Repeat every line of the material that follows, word for word.

* [Exercise input]:
=-=-=-=-=
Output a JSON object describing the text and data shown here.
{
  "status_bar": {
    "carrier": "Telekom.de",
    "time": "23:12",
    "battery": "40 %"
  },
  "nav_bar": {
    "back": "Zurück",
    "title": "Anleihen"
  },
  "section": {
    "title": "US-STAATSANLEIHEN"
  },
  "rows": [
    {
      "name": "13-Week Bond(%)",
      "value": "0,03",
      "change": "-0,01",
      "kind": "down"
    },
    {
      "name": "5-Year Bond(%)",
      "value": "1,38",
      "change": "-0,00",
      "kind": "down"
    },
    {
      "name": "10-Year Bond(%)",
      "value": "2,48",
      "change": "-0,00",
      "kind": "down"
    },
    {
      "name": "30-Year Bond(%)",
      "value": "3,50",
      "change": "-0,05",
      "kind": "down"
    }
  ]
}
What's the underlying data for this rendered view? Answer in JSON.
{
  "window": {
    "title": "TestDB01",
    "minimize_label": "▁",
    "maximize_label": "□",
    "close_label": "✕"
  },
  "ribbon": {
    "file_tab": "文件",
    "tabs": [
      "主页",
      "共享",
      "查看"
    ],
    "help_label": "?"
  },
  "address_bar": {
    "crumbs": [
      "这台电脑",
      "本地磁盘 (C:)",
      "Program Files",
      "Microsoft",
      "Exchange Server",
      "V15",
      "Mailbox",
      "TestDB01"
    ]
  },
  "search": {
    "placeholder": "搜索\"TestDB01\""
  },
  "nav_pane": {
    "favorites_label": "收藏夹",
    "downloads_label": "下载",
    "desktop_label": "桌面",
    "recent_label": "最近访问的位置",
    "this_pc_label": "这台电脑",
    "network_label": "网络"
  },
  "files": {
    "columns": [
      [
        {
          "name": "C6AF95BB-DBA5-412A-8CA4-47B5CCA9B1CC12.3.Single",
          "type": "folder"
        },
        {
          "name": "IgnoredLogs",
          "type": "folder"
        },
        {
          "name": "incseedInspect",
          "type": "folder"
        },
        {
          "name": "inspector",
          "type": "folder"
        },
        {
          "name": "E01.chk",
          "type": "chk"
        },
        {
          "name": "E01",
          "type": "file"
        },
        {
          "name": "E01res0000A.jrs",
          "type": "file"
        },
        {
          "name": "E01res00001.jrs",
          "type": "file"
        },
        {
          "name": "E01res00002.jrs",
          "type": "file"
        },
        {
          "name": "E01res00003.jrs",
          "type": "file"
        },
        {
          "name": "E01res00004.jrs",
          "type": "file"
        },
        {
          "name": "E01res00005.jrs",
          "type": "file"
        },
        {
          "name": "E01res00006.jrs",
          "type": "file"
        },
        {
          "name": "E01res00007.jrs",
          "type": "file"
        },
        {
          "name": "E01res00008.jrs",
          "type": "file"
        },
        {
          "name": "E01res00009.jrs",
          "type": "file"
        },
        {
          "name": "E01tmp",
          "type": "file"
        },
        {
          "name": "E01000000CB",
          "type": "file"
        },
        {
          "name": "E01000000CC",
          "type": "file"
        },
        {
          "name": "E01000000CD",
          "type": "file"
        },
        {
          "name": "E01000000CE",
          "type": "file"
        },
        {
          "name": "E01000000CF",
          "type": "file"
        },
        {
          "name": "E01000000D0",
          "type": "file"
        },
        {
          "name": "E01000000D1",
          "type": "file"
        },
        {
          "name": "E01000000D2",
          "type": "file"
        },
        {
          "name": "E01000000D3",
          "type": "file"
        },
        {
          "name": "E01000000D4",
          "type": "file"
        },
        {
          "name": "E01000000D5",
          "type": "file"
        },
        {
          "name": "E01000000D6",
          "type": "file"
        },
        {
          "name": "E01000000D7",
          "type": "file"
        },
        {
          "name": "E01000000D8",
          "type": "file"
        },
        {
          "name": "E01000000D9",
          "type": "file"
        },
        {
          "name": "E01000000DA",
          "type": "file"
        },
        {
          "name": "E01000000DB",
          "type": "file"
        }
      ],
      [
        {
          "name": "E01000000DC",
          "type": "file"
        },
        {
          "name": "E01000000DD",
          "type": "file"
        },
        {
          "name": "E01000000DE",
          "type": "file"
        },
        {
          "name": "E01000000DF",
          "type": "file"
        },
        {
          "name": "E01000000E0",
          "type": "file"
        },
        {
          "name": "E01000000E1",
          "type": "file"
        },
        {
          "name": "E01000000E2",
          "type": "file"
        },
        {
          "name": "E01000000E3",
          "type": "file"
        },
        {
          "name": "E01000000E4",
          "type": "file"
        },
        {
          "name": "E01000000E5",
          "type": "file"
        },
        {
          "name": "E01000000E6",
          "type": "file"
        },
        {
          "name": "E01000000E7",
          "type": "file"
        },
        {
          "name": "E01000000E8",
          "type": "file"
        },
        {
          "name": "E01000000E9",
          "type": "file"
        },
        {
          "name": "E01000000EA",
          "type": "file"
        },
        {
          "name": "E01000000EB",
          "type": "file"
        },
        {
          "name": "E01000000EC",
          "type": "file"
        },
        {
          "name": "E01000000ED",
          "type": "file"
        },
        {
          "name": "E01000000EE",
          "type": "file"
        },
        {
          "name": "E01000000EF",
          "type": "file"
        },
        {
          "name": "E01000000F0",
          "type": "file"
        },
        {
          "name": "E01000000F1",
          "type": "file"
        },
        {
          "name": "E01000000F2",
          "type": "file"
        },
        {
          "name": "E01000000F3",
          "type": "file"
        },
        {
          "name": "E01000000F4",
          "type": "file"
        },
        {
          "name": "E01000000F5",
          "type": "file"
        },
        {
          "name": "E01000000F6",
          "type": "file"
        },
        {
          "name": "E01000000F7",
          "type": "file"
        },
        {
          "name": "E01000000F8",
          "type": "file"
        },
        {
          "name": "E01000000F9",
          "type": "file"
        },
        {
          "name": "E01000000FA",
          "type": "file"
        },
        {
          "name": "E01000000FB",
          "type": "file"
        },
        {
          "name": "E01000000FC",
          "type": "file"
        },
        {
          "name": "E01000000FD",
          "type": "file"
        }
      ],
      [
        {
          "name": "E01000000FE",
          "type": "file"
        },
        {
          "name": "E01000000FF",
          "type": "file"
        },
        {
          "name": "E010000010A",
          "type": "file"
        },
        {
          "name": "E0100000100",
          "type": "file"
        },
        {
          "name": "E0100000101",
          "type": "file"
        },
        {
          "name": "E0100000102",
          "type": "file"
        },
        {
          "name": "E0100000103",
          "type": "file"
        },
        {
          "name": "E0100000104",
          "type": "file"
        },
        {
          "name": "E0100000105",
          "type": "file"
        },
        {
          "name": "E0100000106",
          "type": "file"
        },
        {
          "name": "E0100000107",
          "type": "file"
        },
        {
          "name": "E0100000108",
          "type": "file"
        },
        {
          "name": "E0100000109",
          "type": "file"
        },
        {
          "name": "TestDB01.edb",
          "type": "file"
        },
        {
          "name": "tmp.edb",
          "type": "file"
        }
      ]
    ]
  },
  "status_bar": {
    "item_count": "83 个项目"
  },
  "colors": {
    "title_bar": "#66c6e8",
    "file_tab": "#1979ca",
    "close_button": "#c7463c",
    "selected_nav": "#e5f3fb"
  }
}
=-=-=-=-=
* [Finished task]:
Output a JSON object describing the text and data shown here.
{
  "status_bar": {
    "carrier": "Telekom.de",
    "time": "23:12",
    "battery": "40 %"
  },
  "nav_bar": {
    "back": "Zurück",
    "title": "Anleihen"
  },
  "section": {
    "title": "US-STAATSANLEIHEN"
  },
  "rows": [
    {
      "name": "13-Week Bond(%)",
      "value": "0,03",
      "change": "-0,01",
      "kind": "down"
    },
    {
      "name": "5-Year Bond(%)",
      "value": "1,38",
      "change": "-0,00",
      "kind": "down"
    },
    {
      "name": "10-Year Bond(%)",
      "value": "2,48",
      "change": "-0,00",
      "kind": "down"
    },
    {
      "name": "30-Year Bond(%)",
      "value": "3,50",
      "change": "-0,05",
      "kind": "down"
    }
  ]
}
What's the underlying data for this rendered view? Answer in JSON.
{
  "window": {
    "title": "TestDB01",
    "minimize_label": "▁",
    "maximize_label": "□",
    "close_label": "✕"
  },
  "ribbon": {
    "file_tab": "文件",
    "tabs": [
      "主页",
      "共享",
      "查看"
    ],
    "help_label": "?"
  },
  "address_bar": {
    "crumbs": [
      "这台电脑",
      "本地磁盘 (C:)",
      "Program Files",
      "Microsoft",
      "Exchange Server",
      "V15",
      "Mailbox",
      "TestDB01"
    ]
  },
  "search": {
    "placeholder": "搜索\"TestDB01\""
  },
  "nav_pane": {
    "favorites_label": "收藏夹",
    "downloads_label": "下载",
    "desktop_label": "桌面",
    "recent_label": "最近访问的位置",
    "this_pc_label": "这台电脑",
    "network_label": "网络"
  },
  "files": {
    "columns": [
      [
        {
          "name": "C6AF95BB-DBA5-412A-8CA4-47B5CCA9B1CC12.3.Single",
          "type": "folder"
        },
        {
          "name": "IgnoredLogs",
          "type": "folder"
        },
        {
          "name": "incseedInspect",
          "type": "folder"
        },
        {
          "name": "inspector",
          "type": "folder"
        },
        {
          "name": "E01.chk",
          "type": "chk"
        },
        {
          "name": "E01",
          "type": "file"
        },
        {
          "name": "E01res0000A.jrs",
          "type": "file"
        },
        {
          "name": "E01res00001.jrs",
          "type": "file"
        },
        {
          "name": "E01res00002.jrs",
          "type": "file"
        },
        {
          "name": "E01res00003.jrs",
          "type": "file"
        },
        {
          "name": "E01res00004.jrs",
          "type": "file"
        },
        {
          "name": "E01res00005.jrs",
          "type": "file"
        },
        {
          "name": "E01res00006.jrs",
          "type": "file"
        },
        {
          "name": "E01res00007.jrs",
          "type": "file"
        },
        {
          "name": "E01res00008.jrs",
          "type": "file"
        },
        {
          "name": "E01res00009.jrs",
          "type": "file"
        },
        {
          "name": "E01tmp",
          "type": "file"
        },
        {
          "name": "E01000000CB",
          "type": "file"
        },
        {
          "name": "E01000000CC",
          "type": "file"
        },
        {
          "name": "E01000000CD",
          "type": "file"
        },
        {
          "name": "E01000000CE",
          "type": "file"
        },
        {
          "name": "E01000000CF",
          "type": "file"
        },
        {
          "name": "E01000000D0",
          "type": "file"
        },
        {
          "name": "E01000000D1",
          "type": "file"
        },
        {
          "name": "E01000000D2",
          "type": "file"
        },
        {
          "name": "E01000000D3",
          "type": "file"
        },
        {
          "name": "E01000000D4",
          "type": "file"
        },
        {
          "name": "E01000000D5",
          "type": "file"
        },
        {
          "name": "E01000000D6",
          "type": "file"
        },
        {
          "name": "E01000000D7",
          "type": "file"
        },
        {
          "name": "E01000000D8",
          "type": "file"
        },
        {
          "name": "E01000000D9",
          "type": "file"
        },
        {
          "name": "E01000000DA",
          "type": "file"
        },
        {
          "name": "E01000000DB",
          "type": "file"
        }
      ],
      [
        {
          "name": "E01000000DC",
          "type": "file"
        },
        {
          "name": "E01000000DD",
          "type": "file"
        },
        {
          "name": "E01000000DE",
          "type": "file"
        },
        {
          "name": "E01000000DF",
          "type": "file"
        },
        {
          "name": "E01000000E0",
          "type": "file"
        },
        {
          "name": "E01000000E1",
          "type": "file"
        },
        {
          "name": "E01000000E2",
          "type": "file"
        },
        {
          "name": "E01000000E3",
          "type": "file"
        },
        {
          "name": "E01000000E4",
          "type": "file"
        },
        {
          "name": "E01000000E5",
          "type": "file"
        },
        {
          "name": "E01000000E6",
          "type": "file"
        },
        {
          "name": "E01000000E7",
          "type": "file"
        },
        {
          "name": "E01000000E8",
          "type": "file"
        },
        {
          "name": "E01000000E9",
          "type": "file"
        },
        {
          "name": "E01000000EA",
          "type": "file"
        },
        {
          "name": "E01000000EB",
          "type": "file"
        },
        {
          "name": "E01000000EC",
          "type": "file"
        },
        {
          "name": "E01000000ED",
          "type": "file"
        },
        {
          "name": "E01000000EE",
          "type": "file"
        },
        {
          "name": "E01000000EF",
          "type": "file"
        },
        {
          "name": "E01000000F0",
          "type": "file"
        },
        {
          "name": "E01000000F1",
          "type": "file"
        },
        {
          "name": "E01000000F2",
          "type": "file"
        },
        {
          "name": "E01000000F3",
          "type": "file"
        },
        {
          "name": "E01000000F4",
          "type": "file"
        },
        {
          "name": "E01000000F5",
          "type": "file"
        },
        {
          "name": "E01000000F6",
          "type": "file"
        },
        {
          "name": "E01000000F7",
          "type": "file"
        },
        {
          "name": "E01000000F8",
          "type": "file"
        },
        {
          "name": "E01000000F9",
          "type": "file"
        },
        {
          "name": "E01000000FA",
          "type": "file"
        },
        {
          "name": "E01000000FB",
          "type": "file"
        },
        {
          "name": "E01000000FC",
          "type": "file"
        },
        {
          "name": "E01000000FD",
          "type": "file"
        }
      ],
      [
        {
          "name": "E01000000FE",
          "type": "file"
        },
        {
          "name": "E01000000FF",
          "type": "file"
        },
        {
          "name": "E010000010A",
          "type": "file"
        },
        {
          "name": "E0100000100",
          "type": "file"
        },
        {
          "name": "E0100000101",
          "type": "file"
        },
        {
          "name": "E0100000102",
          "type": "file"
        },
        {
          "name": "E0100000103",
          "type": "file"
        },
        {
          "name": "E0100000104",
          "type": "file"
        },
        {
          "name": "E0100000105",
          "type": "file"
        },
        {
          "name": "E0100000106",
          "type": "file"
        },
        {
          "name": "E0100000107",
          "type": "file"
        },
        {
          "name": "E0100000108",
          "type": "file"
        },
        {
          "name": "E0100000109",
          "type": "file"
        },
        {
          "name": "TestDB01.edb",
          "type": "file"
        },
        {
          "name": "tmp.edb",
          "type": "file"
        }
      ]
    ]
  },
  "status_bar": {
    "item_count": "83 个项目"
  },
  "colors": {
    "title_bar": "#66c6e8",
    "file_tab": "#1979ca",
    "close_button": "#c7463c",
    "selected_nav": "#e5f3fb"
  }
}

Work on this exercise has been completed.